# Data for this task
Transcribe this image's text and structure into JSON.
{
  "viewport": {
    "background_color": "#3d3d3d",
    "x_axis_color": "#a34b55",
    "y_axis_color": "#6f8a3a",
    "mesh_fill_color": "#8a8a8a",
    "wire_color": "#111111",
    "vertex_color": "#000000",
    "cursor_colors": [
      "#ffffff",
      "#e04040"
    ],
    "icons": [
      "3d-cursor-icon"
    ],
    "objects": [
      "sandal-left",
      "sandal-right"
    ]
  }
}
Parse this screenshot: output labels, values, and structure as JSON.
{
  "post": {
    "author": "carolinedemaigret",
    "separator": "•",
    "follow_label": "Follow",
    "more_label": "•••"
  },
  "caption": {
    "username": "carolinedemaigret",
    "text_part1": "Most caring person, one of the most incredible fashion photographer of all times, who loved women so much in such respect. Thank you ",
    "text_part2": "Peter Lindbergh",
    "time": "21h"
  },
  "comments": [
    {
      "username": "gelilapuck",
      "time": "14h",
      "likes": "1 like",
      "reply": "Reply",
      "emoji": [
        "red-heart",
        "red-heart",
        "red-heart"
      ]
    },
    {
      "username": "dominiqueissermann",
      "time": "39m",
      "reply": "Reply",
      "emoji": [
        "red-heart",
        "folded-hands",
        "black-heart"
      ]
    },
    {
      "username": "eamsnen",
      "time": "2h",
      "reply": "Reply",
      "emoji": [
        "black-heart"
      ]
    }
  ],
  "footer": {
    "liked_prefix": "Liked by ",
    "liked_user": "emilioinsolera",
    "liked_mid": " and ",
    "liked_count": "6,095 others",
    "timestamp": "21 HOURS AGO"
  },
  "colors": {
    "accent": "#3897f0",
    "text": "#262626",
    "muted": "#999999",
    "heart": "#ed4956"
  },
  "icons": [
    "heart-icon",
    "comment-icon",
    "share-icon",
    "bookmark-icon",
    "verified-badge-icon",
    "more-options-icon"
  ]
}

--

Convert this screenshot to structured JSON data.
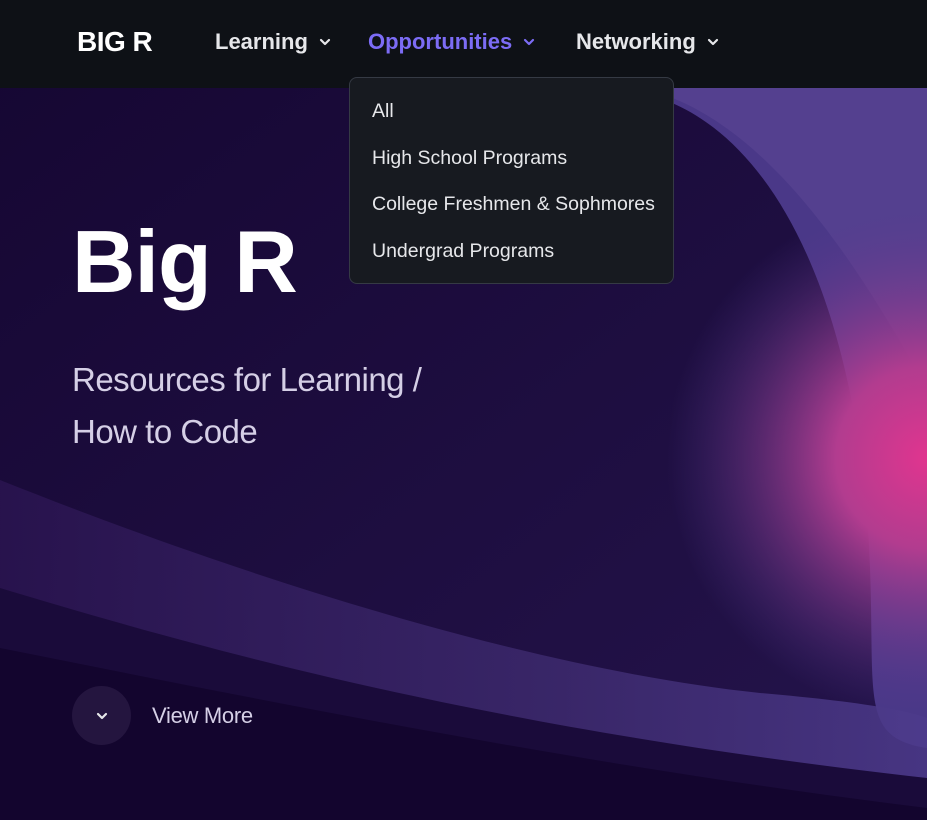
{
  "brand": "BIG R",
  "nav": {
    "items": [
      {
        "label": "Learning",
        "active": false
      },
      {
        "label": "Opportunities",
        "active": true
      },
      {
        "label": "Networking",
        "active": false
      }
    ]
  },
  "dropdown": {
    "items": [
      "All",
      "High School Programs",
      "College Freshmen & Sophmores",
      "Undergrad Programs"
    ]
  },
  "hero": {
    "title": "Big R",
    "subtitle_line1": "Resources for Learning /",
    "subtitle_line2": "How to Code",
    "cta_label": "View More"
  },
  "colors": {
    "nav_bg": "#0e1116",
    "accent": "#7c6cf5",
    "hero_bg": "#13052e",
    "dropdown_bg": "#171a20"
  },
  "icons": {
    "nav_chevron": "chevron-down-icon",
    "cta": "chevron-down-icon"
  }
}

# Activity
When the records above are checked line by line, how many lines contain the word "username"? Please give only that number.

# Written solution
4